Yet I still had to plumb the depths of my brain — foggy at 7 a.m. — to decide if I really wanted to make stock out of salmon heads.
Arriving directly from the Rogue River a few miles away, a friend had just landed two gorgeous spring chinook, one promised to my husband. Quickly cleaning and filleting the incomparably fresh fish, Will apparently appraised the heads and bones through my appreciative eye. He knows that hardly a bone goes into our kitchen trash before its essence has been extracted in the stockpot.
It was the salmon’s essence that concerned me, that stench peculiar to fish skin, fins, gills and innards that is so difficult to wipe from one’s hands after wrangling a fish into a boat and dispatching it. Never mind purposely boiling up the offending bits. Even the Great Depression, which previous generations of my mom’s family weathered by fishing and birding in Coos Bay, hadn’t yielded stories of salmon soup.
But priding myself on fearlessness in the kitchen and confidence that I could make almost anything palatable, I gamely told Will to load the heads and bones into our largest stockpot and fill it with water; I would deal with it in a couple of hours.
A toothed maw and glassy eye confronted me when I lifted the pot lid at a more civilized hour. Shuddering for just a second, I got to work rounding up carrots, onion, fennel stalks and spices for the brew. I set it to simmer after briefly lamenting that the pot wasn’t larger. Attempting to submerge the heads with tongs tested my resolve a bit.
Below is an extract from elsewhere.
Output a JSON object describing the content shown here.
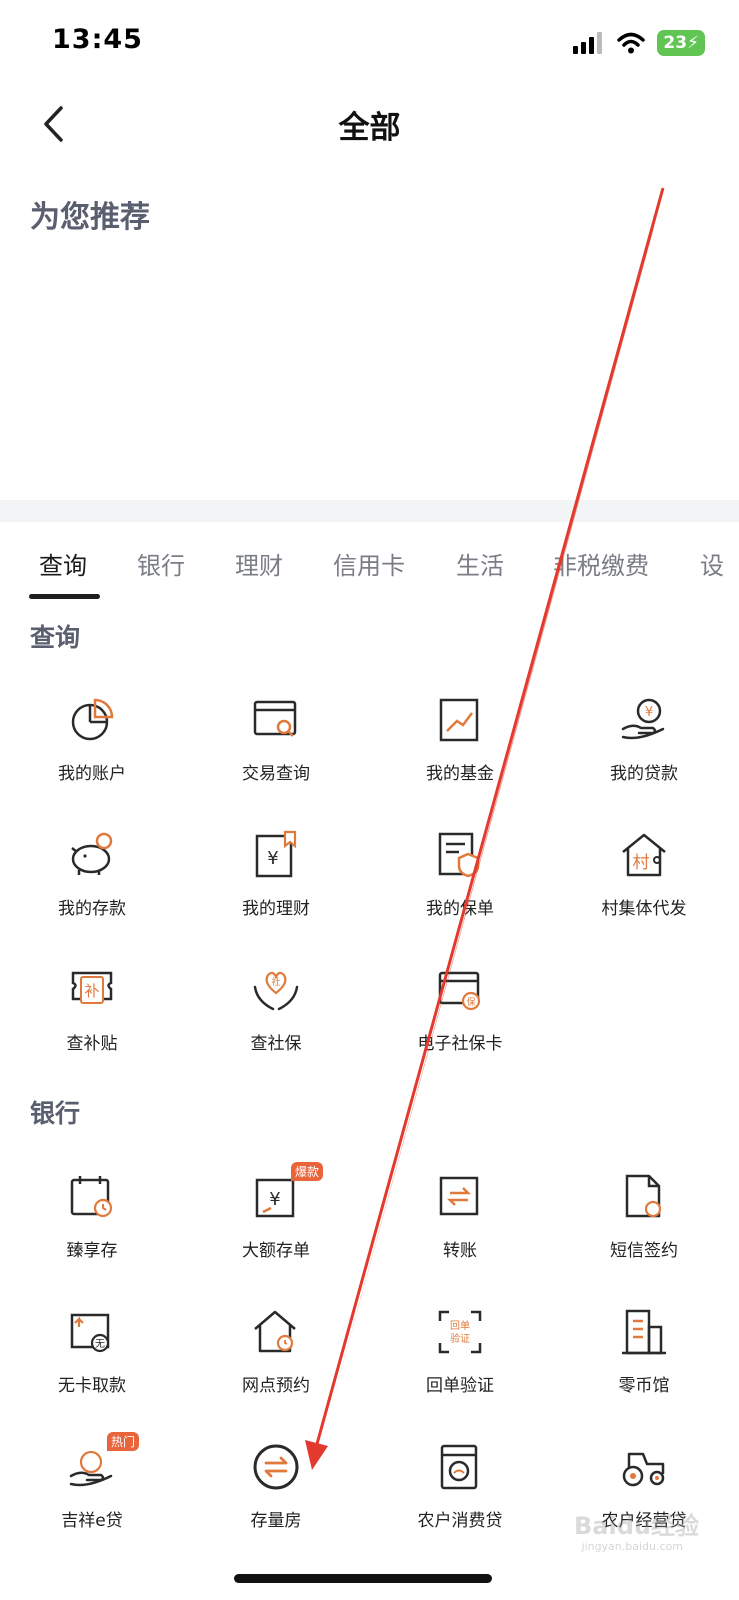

A couple of hours later, the smell of roasted salmon infused the upper floor of my house while the kitchen, itself, smelled more like the inside of a fishing vessel’s icebox. The heads, predictably, eluded my attempts to grasp them with tongs and disintegrated into the oil-flecked liquid, splashing the stovetop and counter.
I eventually got the stock strained, portioned and stored in the freezer, the remains consigned to the trash can outside. But my kitchen sink retained the evidence of salmon-sullied utensils for days afterward and numerous applications of baking soda and lemons.
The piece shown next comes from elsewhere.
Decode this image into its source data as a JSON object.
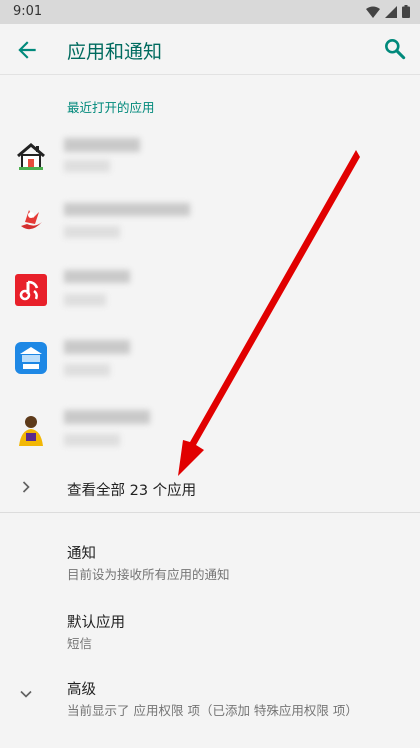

Needing some time and space from the episode, I spent several weeks racking my brain for a suitable use for the stock. The answer arrived in the form of Salmon Bisque, a recipe recently published by the Los Angeles Times. As salmon stock is almost unheard of in commercial form, the original recipe — posted below — calls for bottled clam juice, along with chunks of fresh salmon.
My stock, of course, stood in for the clam juice. And because I didn’t have leeks on hand, I used a combination of fennel and celery and cremini mushrooms for the button mushrooms. Because the stock, itself, is so rich, I swapped half-and-half for the cream, also reducing the quantity of dairy. Lacking fresh dill, as well, I garnished the finished soup with fresh chives.
Raving over the results last night, Will no doubt thought his suggestion to salvage salmon heads was more than justified. I just hope fishing season runs its course before we again feel the need to be so frugal.
1⁄4 cup salted butter
1 cup sliced leeks
1 cup sliced white mushrooms
1 tablespoon minced garlic
2 3⁄4 cups (22 ounces) clam juice
2 cups crushed tomatoes
1⁄4 cup chopped fresh parsley
1 tablespoon chopped fresh dill, plus fresh sprigs for garnish
1⁄2 teaspoon salt
1⁄4 teaspoon pepper
2 cups cubed fresh salmon (boned and cut into 1⁄2-inch cubes), about 1 1⁄2 pounds
2 tablespoons flour
2 cups heavy cream
Heat a heavy-bottomed pot over medium-high heat until hot. Add the butter, and, when it is melted, stir in the leeks, mushrooms and garlic. Cook, stirring frequently, until leeks are translucent and soft.
Stir in the clam juice, crushed tomatoes, chopped parsley and dill; season with the salt and pepper. Bring to a simmer, then stir in the salmon. Continue to simmer until salmon is fully cooked, for 3 to 5 minutes.
While soup is cooking, whisk the flour into the heavy cream in a small bowl. Slowly add cream to soup when salmon is cooked. Continue to simmer until thickened, about 5 minutes.
Ladle soup into bowls and serve garnished with the dill sprigs. Makes 4 to 8 servings.
— Recipe adapted by the Los Angeles Times from Robin’s Restaurant in Cambria, Calif.